Where the U.K. does arguably fall behind is in the 3D programming stakes, an area that remains a unique but vital discipline. There are some notable games already out there or soon to hit, which feature advanced lighting and shadow techniques, fur simulation, normal mapping, depth of field, motion blur, depth of field, refraction and other technologies that have only recently filtered down from the world of rendered vfx. But U.K. games general major on the quality of the 3D content rather than the raw power of the engine. As much as I admire U.K. studios you have to look to Carmack, the Epic guys and Valve for cutting-edge 3D coding, agrees Bennallack.
Yet, perversely, the U.K. dominates when it comes to off-the-shelf middleware engines. ID Software and Epic continue to license their game engine, but for games other than generic first person shooters, Criterions RenderWare is invariably the tool of choice. The software has its roots back in the days when it was competing for business against Reality Labs Rendermorphics, which was subsequently bought by Microsoft for use as the basis of the Direct X API.
I think this was when the true techie smarts of the U.K. did their work, pushing forward the idea of 3D libraries, and ironically, perhaps, sidelining the importance of coding trickery, says Bennallack. Since those early days, RenderWare has continually evolved (version 4 is due for launch imminently), along the way providing the backbone for games published by Activision, Electronic Arts, Acclaim and many others. Even the aforementioned Grand Theft Auto titles rely on the engine.

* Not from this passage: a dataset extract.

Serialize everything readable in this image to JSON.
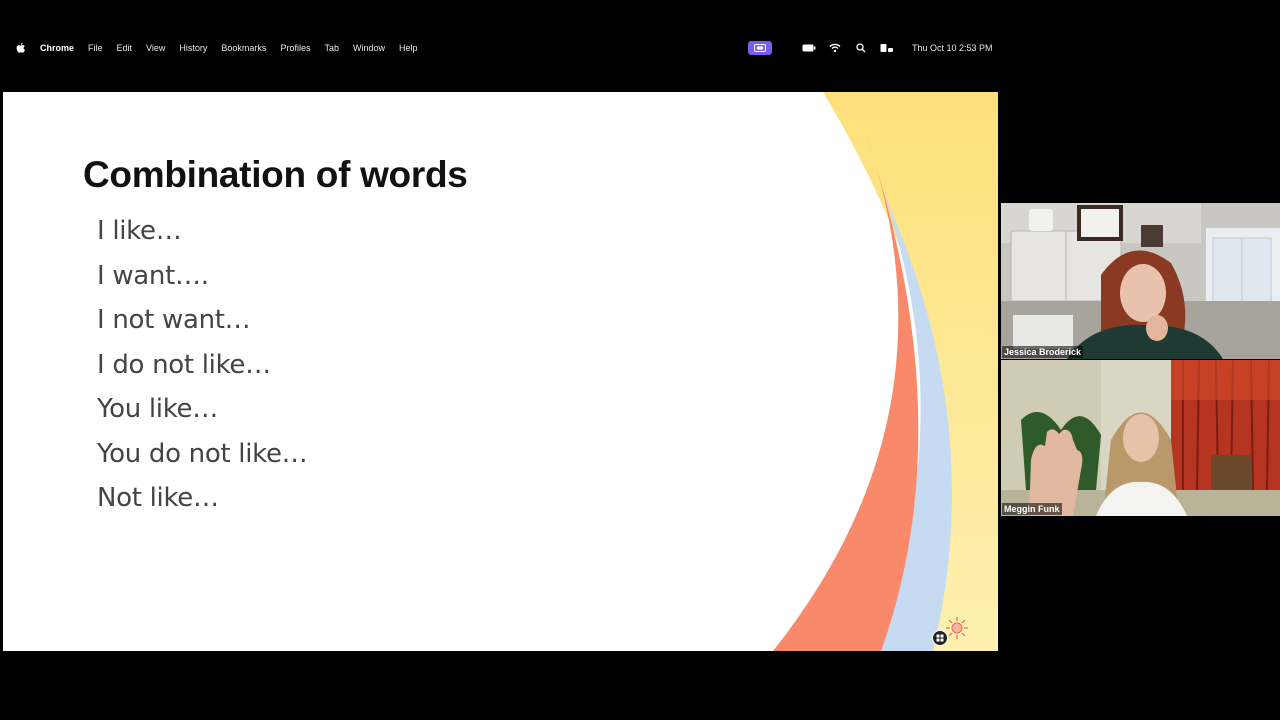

Middleware is here to stay, and its only going to become more important, continues Bennallack. I think the next big change is going to be the rise of off-the-shelf talent, such as 3D art production houses specializing in areas such as character design, and its a sea change that middleware is going to help facilitate.

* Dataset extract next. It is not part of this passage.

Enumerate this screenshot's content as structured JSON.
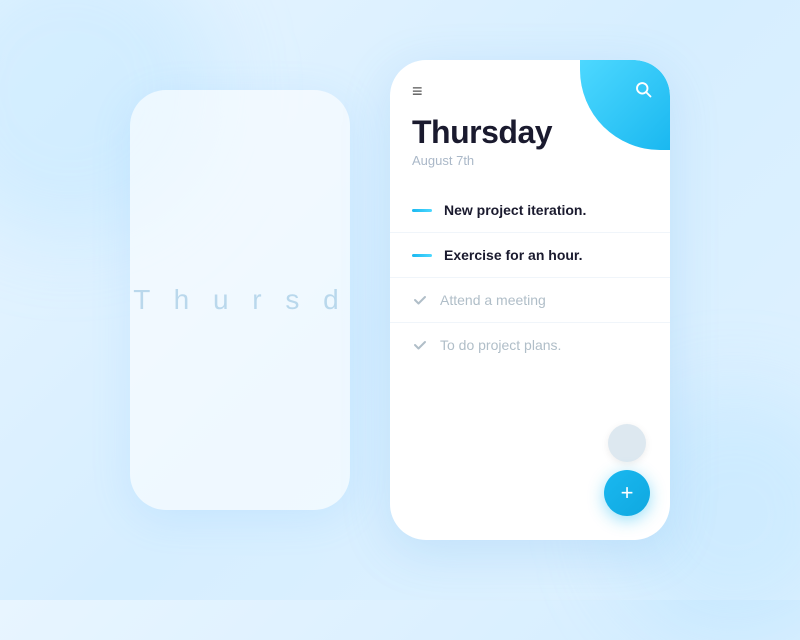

In the main the U.K., with its newfound appreciation for the visual quality of the end product, seems well prepared for the transition period ahead. Already highly adept at modeling, texturing and animation work, U.K. studios look set to enjoy further success with the next generation of consoles and PC graphics card technology.
Already its clear that developers working toward PS2, Xbox 2 and Direct X9 standards are utilizing higher poly counts and increased processing power to create more finely nuanced and accurately rigged in-game characters, fill environments with more varied, higher resolution detail and utilize the myriad new tricks made possible by programmable vertex and pixel shading. Furthermore, both in the choice of 3D art tools (with Maya and XSI now used at many studios) and in the adoption of pipelines built in the manner of those used for the creation of visual effects, the U.K. studios are well prepared to handle the massive escalation of the graphical workload.

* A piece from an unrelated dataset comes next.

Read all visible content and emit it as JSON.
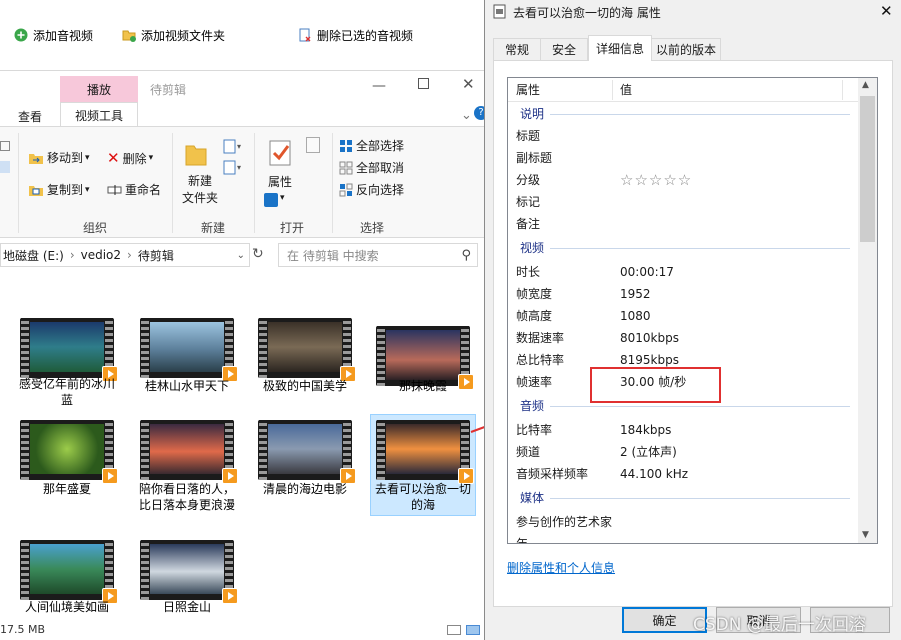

Quite what impact the associated escalation of game development costs will have on an increasingly conservative industry remains a worry. Art is the biggest consumer of programming budgets at the moment, and if you look at the trends it's only going to get worse, warns Bennallack. Having already sacrificed much of that British quirkiness, the U.K. games industry must remain careful not to completely shun risk-taking. Todays risky project is tomorrows genre leader, as both Black & White and Grand Theft Auto 3 have so handsomely shown. But, whatever the implications for gameplay, theres little doubt that the UK will continue to push those graphical boundaries to spectacular effect.
Mark Ramshaw is a freelance writer. He has worked as a computer game programmer and producer and a magazine editor, but now avoids grown-up office work by writing about the visual effects, video game and music industries. He is also contributing editor for 3D World and editor of Criterions gameSTATE magazine.